### What the task requires
In the listing that follows, how many lines include the string "выделения"? Reply with only the number.

### Data section
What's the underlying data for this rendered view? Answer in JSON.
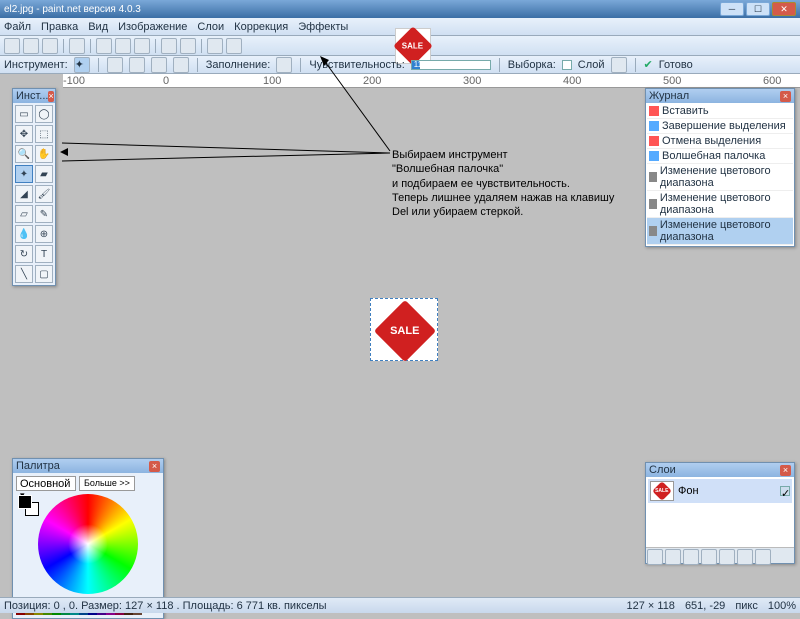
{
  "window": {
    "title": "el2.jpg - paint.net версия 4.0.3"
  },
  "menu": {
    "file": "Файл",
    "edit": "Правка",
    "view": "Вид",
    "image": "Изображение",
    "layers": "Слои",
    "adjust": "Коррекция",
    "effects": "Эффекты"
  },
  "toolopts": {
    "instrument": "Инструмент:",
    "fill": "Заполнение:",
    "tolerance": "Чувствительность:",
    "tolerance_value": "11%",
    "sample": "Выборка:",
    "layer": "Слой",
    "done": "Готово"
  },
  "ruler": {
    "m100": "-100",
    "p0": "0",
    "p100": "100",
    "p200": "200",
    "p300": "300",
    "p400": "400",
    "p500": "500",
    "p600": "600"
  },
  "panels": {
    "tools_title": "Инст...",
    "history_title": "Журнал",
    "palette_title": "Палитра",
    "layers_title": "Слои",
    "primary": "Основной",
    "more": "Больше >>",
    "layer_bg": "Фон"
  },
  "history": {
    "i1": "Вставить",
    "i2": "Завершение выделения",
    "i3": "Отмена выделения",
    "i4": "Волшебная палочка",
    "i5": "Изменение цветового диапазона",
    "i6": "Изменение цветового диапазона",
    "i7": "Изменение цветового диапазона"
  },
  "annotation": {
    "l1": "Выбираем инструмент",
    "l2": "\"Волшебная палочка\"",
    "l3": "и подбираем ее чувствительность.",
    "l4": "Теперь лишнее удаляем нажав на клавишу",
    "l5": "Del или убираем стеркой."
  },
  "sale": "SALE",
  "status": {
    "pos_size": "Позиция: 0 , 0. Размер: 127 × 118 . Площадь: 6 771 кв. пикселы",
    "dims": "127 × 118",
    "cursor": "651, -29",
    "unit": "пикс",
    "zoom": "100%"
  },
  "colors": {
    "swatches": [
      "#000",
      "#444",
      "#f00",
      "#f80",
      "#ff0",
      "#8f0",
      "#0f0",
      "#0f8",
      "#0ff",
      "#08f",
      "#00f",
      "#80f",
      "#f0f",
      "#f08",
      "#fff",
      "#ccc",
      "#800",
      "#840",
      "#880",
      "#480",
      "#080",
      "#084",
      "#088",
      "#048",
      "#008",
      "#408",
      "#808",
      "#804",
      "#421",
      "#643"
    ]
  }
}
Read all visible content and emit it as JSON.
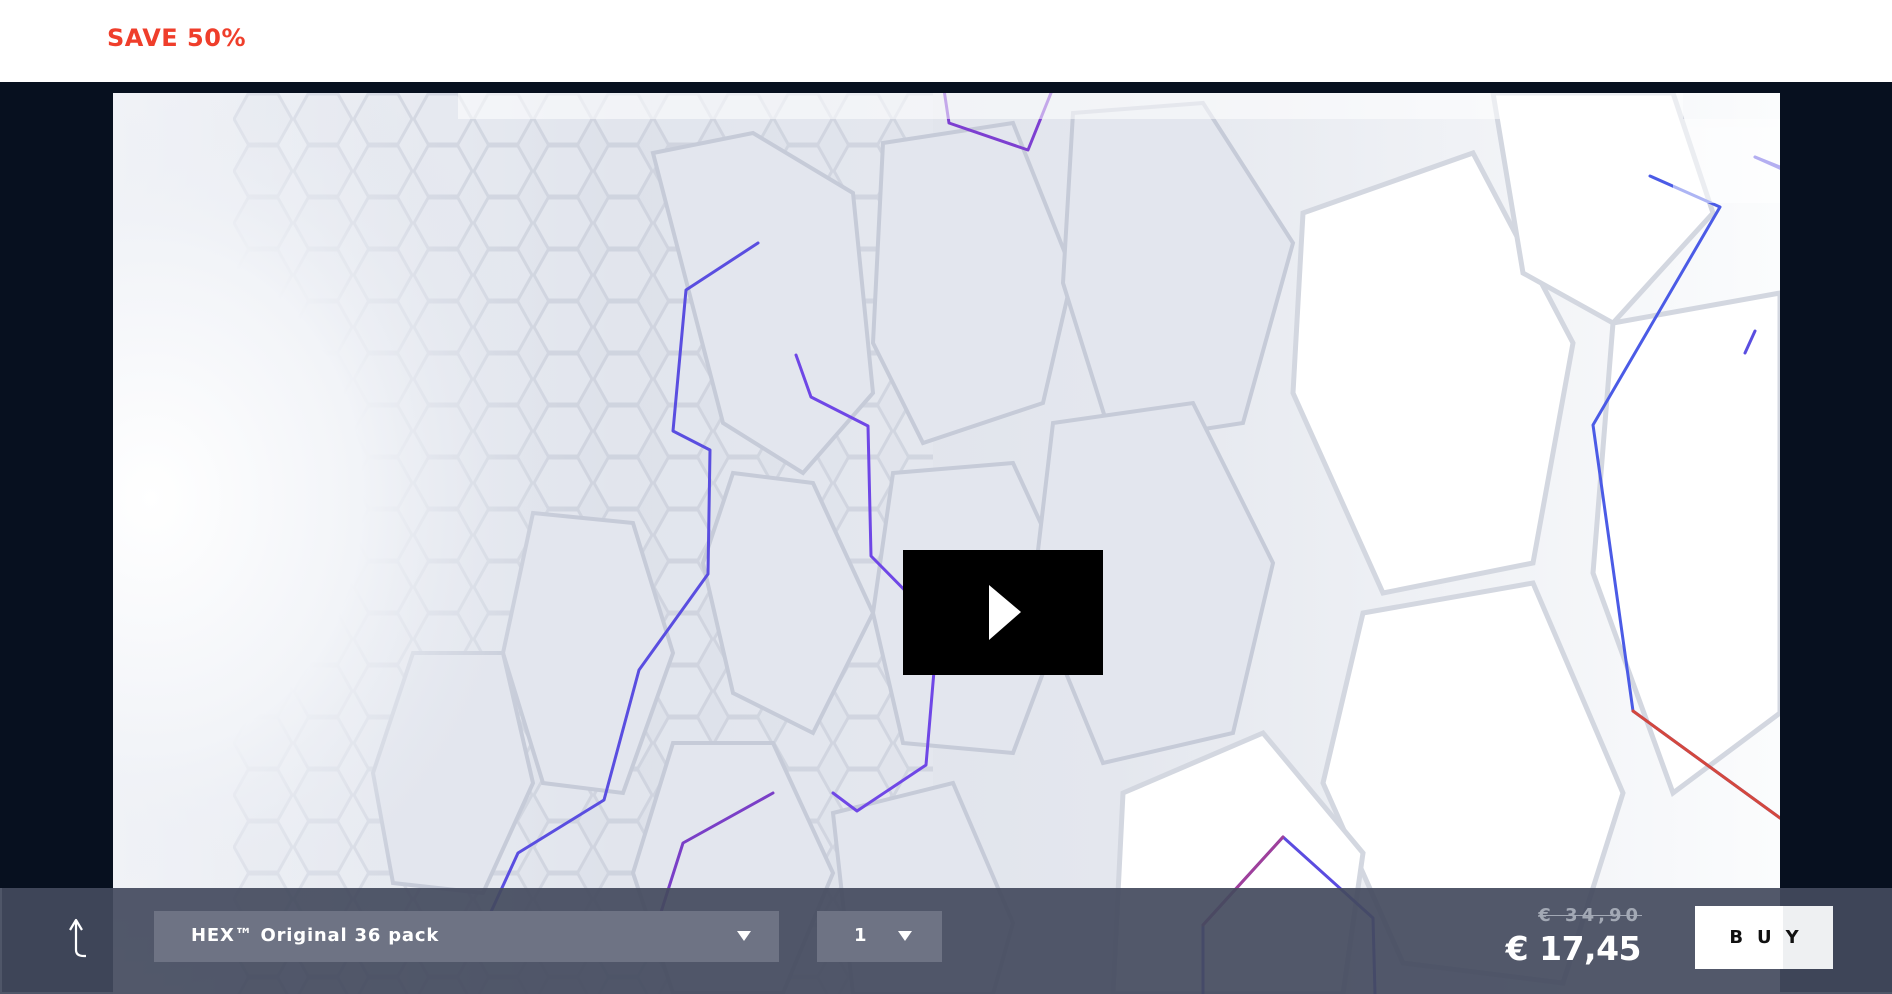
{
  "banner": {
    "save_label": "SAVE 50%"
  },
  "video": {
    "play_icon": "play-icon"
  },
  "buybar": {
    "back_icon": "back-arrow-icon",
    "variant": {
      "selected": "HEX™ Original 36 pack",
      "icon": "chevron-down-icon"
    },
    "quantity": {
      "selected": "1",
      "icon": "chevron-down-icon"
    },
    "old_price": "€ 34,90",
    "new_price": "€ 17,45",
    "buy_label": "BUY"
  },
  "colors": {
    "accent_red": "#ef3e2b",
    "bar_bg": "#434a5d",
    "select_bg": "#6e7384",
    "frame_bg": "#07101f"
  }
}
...
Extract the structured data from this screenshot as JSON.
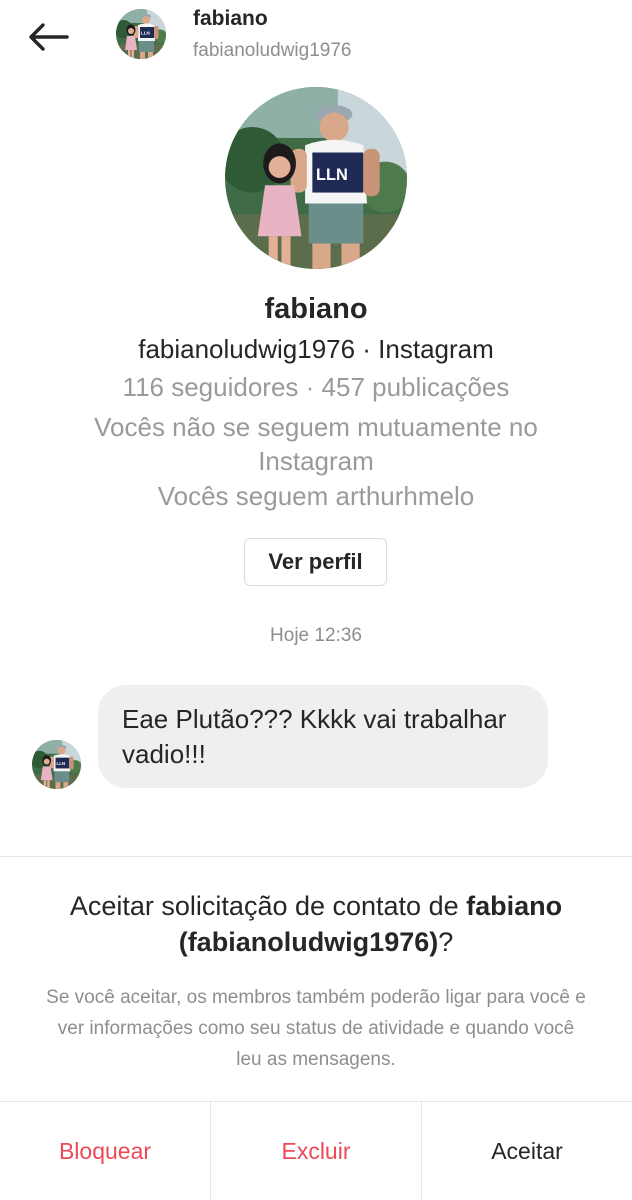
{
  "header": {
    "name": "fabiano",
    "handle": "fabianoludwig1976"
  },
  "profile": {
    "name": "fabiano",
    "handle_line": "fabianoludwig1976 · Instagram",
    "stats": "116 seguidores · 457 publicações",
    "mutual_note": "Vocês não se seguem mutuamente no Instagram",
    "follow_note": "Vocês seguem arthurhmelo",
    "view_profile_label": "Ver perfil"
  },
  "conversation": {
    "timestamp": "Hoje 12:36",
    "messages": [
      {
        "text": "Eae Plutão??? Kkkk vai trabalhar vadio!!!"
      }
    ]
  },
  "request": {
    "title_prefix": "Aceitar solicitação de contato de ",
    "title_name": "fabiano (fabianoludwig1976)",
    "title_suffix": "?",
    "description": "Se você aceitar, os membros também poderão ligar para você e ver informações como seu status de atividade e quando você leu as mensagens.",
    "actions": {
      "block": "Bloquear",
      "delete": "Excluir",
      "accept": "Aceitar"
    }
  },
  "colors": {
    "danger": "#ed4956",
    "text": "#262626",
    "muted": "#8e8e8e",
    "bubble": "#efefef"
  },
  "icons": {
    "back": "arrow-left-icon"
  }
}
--
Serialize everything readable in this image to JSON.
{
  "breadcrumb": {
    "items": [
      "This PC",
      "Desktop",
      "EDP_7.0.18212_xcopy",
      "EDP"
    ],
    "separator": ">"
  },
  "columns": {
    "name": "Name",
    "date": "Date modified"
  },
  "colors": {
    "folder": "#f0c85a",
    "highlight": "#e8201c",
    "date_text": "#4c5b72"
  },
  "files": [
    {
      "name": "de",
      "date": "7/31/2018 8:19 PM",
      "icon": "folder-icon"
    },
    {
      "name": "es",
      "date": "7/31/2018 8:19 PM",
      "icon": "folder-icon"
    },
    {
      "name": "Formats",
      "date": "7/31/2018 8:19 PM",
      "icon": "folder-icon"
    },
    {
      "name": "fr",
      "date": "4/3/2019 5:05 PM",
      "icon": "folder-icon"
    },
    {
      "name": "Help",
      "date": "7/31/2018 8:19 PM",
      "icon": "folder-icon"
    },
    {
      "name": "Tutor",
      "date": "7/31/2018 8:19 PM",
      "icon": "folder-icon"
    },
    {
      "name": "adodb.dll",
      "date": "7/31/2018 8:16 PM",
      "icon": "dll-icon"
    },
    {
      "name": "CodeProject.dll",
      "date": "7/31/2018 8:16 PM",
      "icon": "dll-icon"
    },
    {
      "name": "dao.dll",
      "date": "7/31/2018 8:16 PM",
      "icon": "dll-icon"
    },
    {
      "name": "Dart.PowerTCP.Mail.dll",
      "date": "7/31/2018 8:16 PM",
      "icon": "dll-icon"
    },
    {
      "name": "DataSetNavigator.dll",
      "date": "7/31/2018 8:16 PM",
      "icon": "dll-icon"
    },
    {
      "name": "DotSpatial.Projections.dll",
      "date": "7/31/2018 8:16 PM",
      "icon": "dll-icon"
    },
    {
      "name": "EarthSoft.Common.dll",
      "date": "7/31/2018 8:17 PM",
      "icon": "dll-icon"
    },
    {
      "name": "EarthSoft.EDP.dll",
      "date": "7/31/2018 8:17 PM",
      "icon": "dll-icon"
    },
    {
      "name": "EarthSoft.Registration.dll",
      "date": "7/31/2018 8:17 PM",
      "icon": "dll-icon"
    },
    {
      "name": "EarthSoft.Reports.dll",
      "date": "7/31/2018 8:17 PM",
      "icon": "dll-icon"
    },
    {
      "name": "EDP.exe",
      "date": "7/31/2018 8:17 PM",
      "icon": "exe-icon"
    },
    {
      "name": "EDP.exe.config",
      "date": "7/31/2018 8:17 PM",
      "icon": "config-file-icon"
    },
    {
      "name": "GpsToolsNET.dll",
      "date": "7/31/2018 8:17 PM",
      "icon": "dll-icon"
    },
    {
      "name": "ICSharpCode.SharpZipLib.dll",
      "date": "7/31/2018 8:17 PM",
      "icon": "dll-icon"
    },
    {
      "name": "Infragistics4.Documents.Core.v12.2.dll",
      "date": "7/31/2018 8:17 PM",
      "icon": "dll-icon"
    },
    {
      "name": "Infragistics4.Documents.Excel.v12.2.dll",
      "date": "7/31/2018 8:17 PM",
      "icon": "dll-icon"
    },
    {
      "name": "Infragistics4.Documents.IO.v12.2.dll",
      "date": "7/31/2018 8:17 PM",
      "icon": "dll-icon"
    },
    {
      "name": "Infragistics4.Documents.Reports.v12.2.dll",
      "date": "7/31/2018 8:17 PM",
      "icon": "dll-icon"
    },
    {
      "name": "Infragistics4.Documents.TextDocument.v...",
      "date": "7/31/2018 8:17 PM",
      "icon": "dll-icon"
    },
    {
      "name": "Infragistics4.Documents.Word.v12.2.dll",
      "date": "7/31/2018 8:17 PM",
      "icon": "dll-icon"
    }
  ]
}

### Answer to this task
2